Gerald Williams, Pittsburgh Steelers
Gerald Williams was selected All-SEC at defensive tackle in 1985. Against Southern Miss in ’85 Williams made 12 tackles, including four tackles for loss.
Williams played 12 seasons in the NFL, racking up 25.5 sacks.
Generally, the use of down linemen is prohibited for tournaments and online play in the Tecmo community. Nonetheless, Williams is a top-tier defensive lineman who can fight off a block pretty quick. He factors into both pass rush and run defense even when not selected pre-snap.
Doug Smith, Houston Oilers
Doug Smith was an All-SEC defensive tackle at Auburn in 1982 and 1983.
Smith played eight seasons for the Houston Oilers and made a total of 14 sacks. He intercepted a pass in 1988, which he returned 20 yards.
On Tecmo Smith is only a little above average for down linemen. He is certainly good enough to fight off a block and make a play.
Kevin Porter, Kansas City Chiefs
Kevin Porter was an All-SEC cornerback at Auburn in 1987.
Porter played six seasons in the NFL; five with Kansas City. He finished his career with 1.5 sacks and 1 interception, which he returned 13 yards.
Porter has good—but not great—speed. His interceptions rating is 38, but he seems to pick off passes more frequently that that rating indicates.
The Tecmo Tigers Pro Bowl
I know what you’re thinking. With all these Auburn Tigers on Tecmo, shouldn’t we put them all on the Pro Bowl rosters for a sort of NFL A-Day? Yes, we should. AWB and I did so one time, and I hoped we would have a great game with a close finish, and then put the video on youtube. It didn’t work out.

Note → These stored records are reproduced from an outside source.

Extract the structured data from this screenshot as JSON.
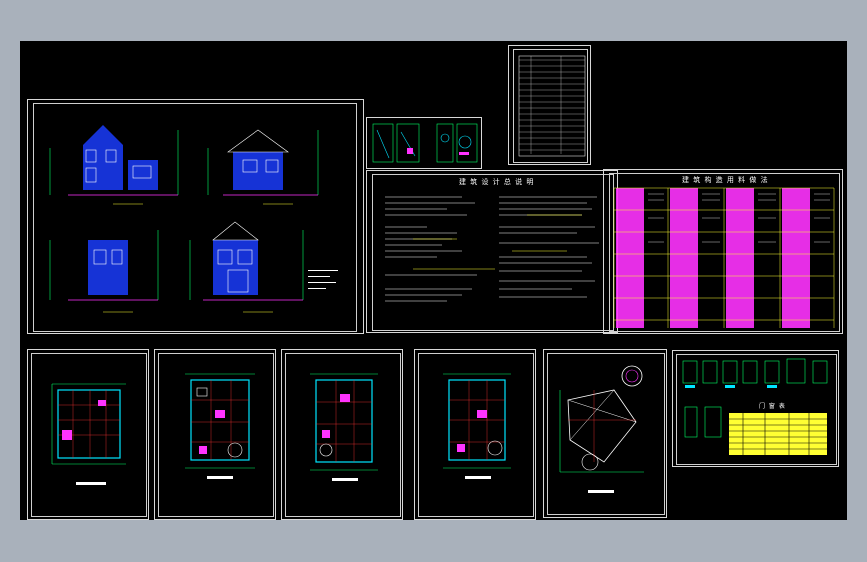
{
  "colors": {
    "background": "#a9b1bb",
    "canvas": "#000000",
    "frame": "#d8d8d8",
    "cyan": "#00e5ff",
    "green": "#00ff66",
    "yellow": "#ffff33",
    "magenta": "#ff33ff",
    "red": "#ff3333",
    "blue": "#3355ff",
    "white": "#ffffff"
  },
  "sheets": {
    "elevations": {
      "name": "elevations-sheet"
    },
    "details_small": {
      "name": "detail-sheet"
    },
    "drawing_list": {
      "name": "drawing-list-sheet"
    },
    "design_notes": {
      "name": "design-notes-sheet",
      "title": "建 筑 设 计 总 说 明"
    },
    "material_table": {
      "name": "material-table-sheet",
      "title": "建 筑 构 造 用 料 做 法"
    },
    "plans": [
      {
        "name": "plan-sheet-1"
      },
      {
        "name": "plan-sheet-2"
      },
      {
        "name": "plan-sheet-3"
      },
      {
        "name": "plan-sheet-4"
      },
      {
        "name": "roof-plan-sheet"
      }
    ],
    "door_window": {
      "name": "door-window-sheet",
      "title": "门 窗 表"
    }
  },
  "icons": [
    "elevation-drawing-icon",
    "floor-plan-drawing-icon",
    "table-icon"
  ]
}
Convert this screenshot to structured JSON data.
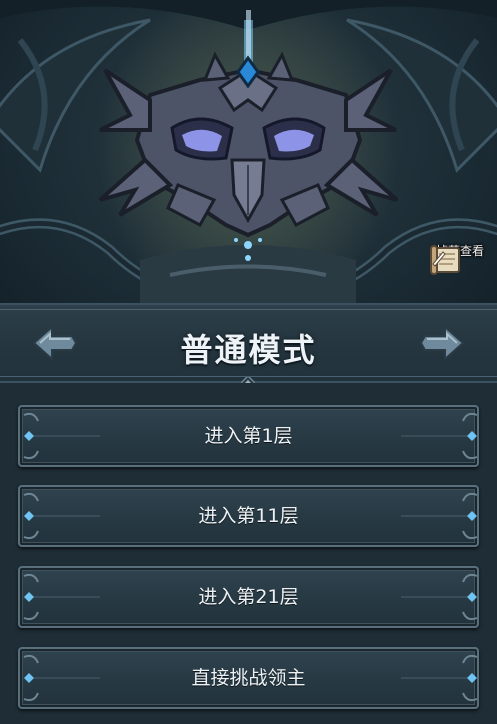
{
  "loot_button": {
    "label": "掉落查看",
    "icon": "scroll-icon"
  },
  "mode_selector": {
    "title": "普通模式",
    "prev_icon": "arrow-left-icon",
    "next_icon": "arrow-right-icon"
  },
  "floor_buttons": [
    {
      "label": "进入第1层"
    },
    {
      "label": "进入第11层"
    },
    {
      "label": "进入第21层"
    },
    {
      "label": "直接挑战领主"
    }
  ],
  "colors": {
    "background": "#1d2d36",
    "button_fill": "#263842",
    "button_border": "#5a6f7c",
    "gem_blue": "#5fb6f0",
    "text": "#eef1f4"
  }
}
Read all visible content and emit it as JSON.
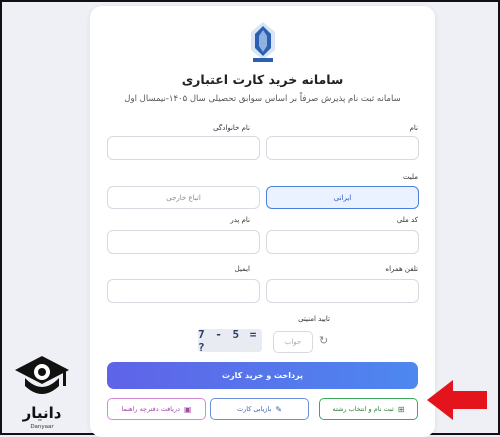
{
  "form": {
    "title": "سامانه خرید کارت اعتباری",
    "subtitle": "سامانه ثبت نام پذیرش صرفاً بر اساس سوابق تحصیلی سال ۱۴۰۵-نیمسال اول",
    "first_name_label": "نام",
    "last_name_label": "نام خانوادگی",
    "nationality_label": "ملیت",
    "nationality_options": [
      "ایرانی",
      "اتباع خارجی"
    ],
    "nationality_selected": "ایرانی",
    "national_code_label": "کد ملی",
    "father_name_label": "نام پدر",
    "mobile_label": "تلفن همراه",
    "email_label": "ایمیل",
    "captcha_label": "تایید امنیتی",
    "captcha_placeholder": "جواب",
    "captcha_text": "7 - 5 = ?",
    "submit_label": "پرداخت و خرید کارت"
  },
  "actions": {
    "register_label": "ثبت نام و انتخاب رشته",
    "recover_label": "بازیابی کارت",
    "guide_label": "دریافت دفترچه راهنما"
  },
  "brand": {
    "name": "دانیار",
    "latin": "Danyaar"
  },
  "colors": {
    "accent_blue": "#4a7fe0",
    "submit_start": "#5f63e8",
    "submit_end": "#4d88ef",
    "green": "#3aa95b",
    "pink": "#d58ad8",
    "arrow_red": "#e3141b"
  },
  "icons": {
    "register": "plus-square-icon",
    "recover": "pencil-icon",
    "guide": "image-icon",
    "refresh": "refresh-icon",
    "logo": "university-logo-icon"
  }
}
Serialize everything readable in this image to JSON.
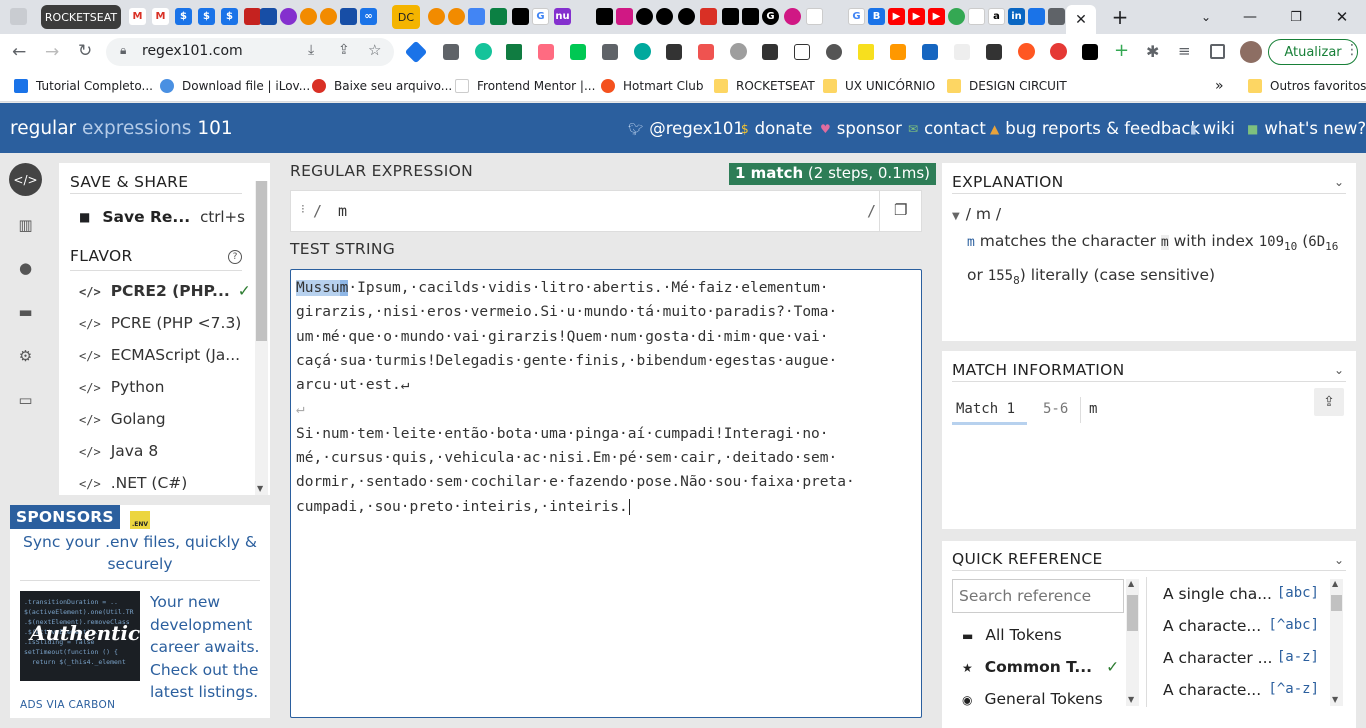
{
  "browser": {
    "active_tab": "ROCKETSEAT",
    "dc_tab": "DC",
    "url": "regex101.com",
    "update_button": "Atualizar",
    "bookmarks": [
      {
        "label": "Tutorial Completo..."
      },
      {
        "label": "Download file | iLov..."
      },
      {
        "label": "Baixe seu arquivo..."
      },
      {
        "label": "Frontend Mentor |..."
      },
      {
        "label": "Hotmart Club"
      },
      {
        "label": "ROCKETSEAT"
      },
      {
        "label": "UX UNICÓRNIO"
      },
      {
        "label": "DESIGN CIRCUIT"
      }
    ],
    "more_bookmarks": "»",
    "other_favorites": "Outros favoritos"
  },
  "site": {
    "logo_regular": "regular",
    "logo_expressions": " expressions",
    "logo_101": " 101",
    "nav": [
      {
        "label": "@regex101",
        "icon": "twitter-icon"
      },
      {
        "label": "donate",
        "icon": "dollar-icon"
      },
      {
        "label": "sponsor",
        "icon": "heart-icon"
      },
      {
        "label": "contact",
        "icon": "mail-icon"
      },
      {
        "label": "bug reports & feedback",
        "icon": "warning-icon"
      },
      {
        "label": "wiki",
        "icon": "book-icon"
      },
      {
        "label": "what's new?",
        "icon": "gift-icon"
      }
    ]
  },
  "left": {
    "save_share_title": "SAVE & SHARE",
    "save_label": "Save Re...",
    "save_shortcut": "ctrl+s",
    "flavor_title": "FLAVOR",
    "flavors": [
      {
        "label": "PCRE2 (PHP..."
      },
      {
        "label": "PCRE (PHP <7.3)"
      },
      {
        "label": "ECMAScript (Ja..."
      },
      {
        "label": "Python"
      },
      {
        "label": "Golang"
      },
      {
        "label": "Java 8"
      },
      {
        "label": ".NET (C#)"
      }
    ]
  },
  "sponsor": {
    "title": "SPONSORS",
    "env_badge": ".ENV",
    "env_text": "Sync your .env files, quickly & securely",
    "ad_text": "Your new development career awaits. Check out the latest listings.",
    "ad_image_text": "Authentic",
    "ads_via": "ADS VIA CARBON"
  },
  "regex": {
    "title": "REGULAR EXPRESSION",
    "match_count": "1 match",
    "match_stats": " (2 steps, 0.1ms)",
    "delimiter_open": "/",
    "pattern": "m",
    "delimiter_close": "/",
    "test_string_title": "TEST STRING",
    "test_lines": [
      "Mussum·Ipsum,·cacilds·vidis·litro·abertis.·Mé·faiz·elementum·",
      "girarzis,·nisi·eros·vermeio.Si·u·mundo·tá·muito·paradis?·Toma·",
      "um·mé·que·o·mundo·vai·girarzis!Quem·num·gosta·di·mim·que·vai·",
      "caçá·sua·turmis!Delegadis·gente·finis,·bibendum·egestas·augue·",
      "arcu·ut·est.↵",
      "↵",
      "Si·num·tem·leite·então·bota·uma·pinga·aí·cumpadi!Interagi·no·",
      "mé,·cursus·quis,·vehicula·ac·nisi.Em·pé·sem·cair,·deitado·sem·",
      "dormir,·sentado·sem·cochilar·e·fazendo·pose.Não·sou·faixa·preta·",
      "cumpadi,·sou·preto·inteiris,·inteiris."
    ]
  },
  "explanation": {
    "title": "EXPLANATION",
    "tree_root": "/ m /",
    "token": "m",
    "text1": " matches the character ",
    "char": "m",
    "text2": " with index ",
    "idx10": "109",
    "sub10": "10",
    "idx16": "6D",
    "sub16": "16",
    "or": "or ",
    "idx8": "155",
    "sub8": "8",
    "text3": ") literally (case sensitive)"
  },
  "match_info": {
    "title": "MATCH INFORMATION",
    "match_label": "Match 1",
    "range": "5-6",
    "value": "m"
  },
  "quick_ref": {
    "title": "QUICK REFERENCE",
    "search_placeholder": "Search reference",
    "categories": [
      {
        "label": "All Tokens",
        "icon": "stack-icon"
      },
      {
        "label": "Common T...",
        "icon": "star-icon"
      },
      {
        "label": "General Tokens",
        "icon": "target-icon"
      }
    ],
    "tokens": [
      {
        "desc": "A single cha...",
        "token": "[abc]"
      },
      {
        "desc": "A characte...",
        "token": "[^abc]"
      },
      {
        "desc": "A character ...",
        "token": "[a-z]"
      },
      {
        "desc": "A characte...",
        "token": "[^a-z]"
      }
    ]
  }
}
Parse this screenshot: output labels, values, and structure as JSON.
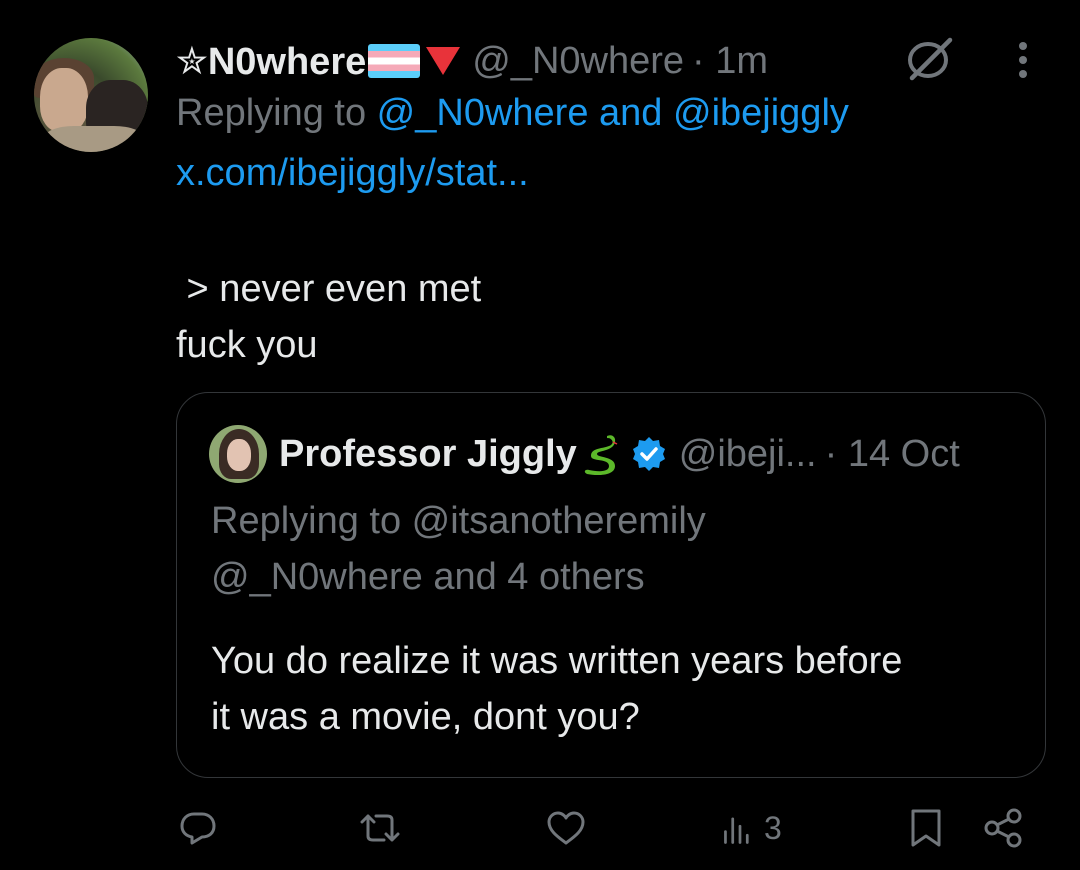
{
  "author": {
    "display_name": "✮N0where",
    "handle": "@_N0where",
    "time": "· 1m"
  },
  "reply_line": {
    "prefix": "Replying to ",
    "mention1": "@_N0where",
    "joiner": " and ",
    "mention2": "@ibejiggly"
  },
  "link": "x.com/ibejiggly/stat...",
  "body": {
    "line1": " > never even met",
    "line2": "fuck you"
  },
  "quote": {
    "display_name": "Professor Jiggly",
    "handle": "@ibeji...",
    "time": "· 14 Oct",
    "reply_line1": "Replying to @itsanotheremily",
    "reply_line2": "@_N0where and 4 others",
    "body_line1": "You do realize it was written years before",
    "body_line2": "it was a movie, dont you?"
  },
  "actions": {
    "views_count": "3"
  },
  "icons": [
    "disabled-icon",
    "more-icon",
    "snake-emoji-icon",
    "verified-badge-icon",
    "reply-icon",
    "repost-icon",
    "like-icon",
    "views-icon",
    "bookmark-icon",
    "share-icon"
  ],
  "colors": {
    "background": "#000000",
    "text": "#e7e9ea",
    "muted": "#71767b",
    "link": "#1d9bf0",
    "border": "#333639"
  }
}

Anyhow, here’s a breakdown of who plays where:
And for now the only Auburn tecmo video we’ve produced is this: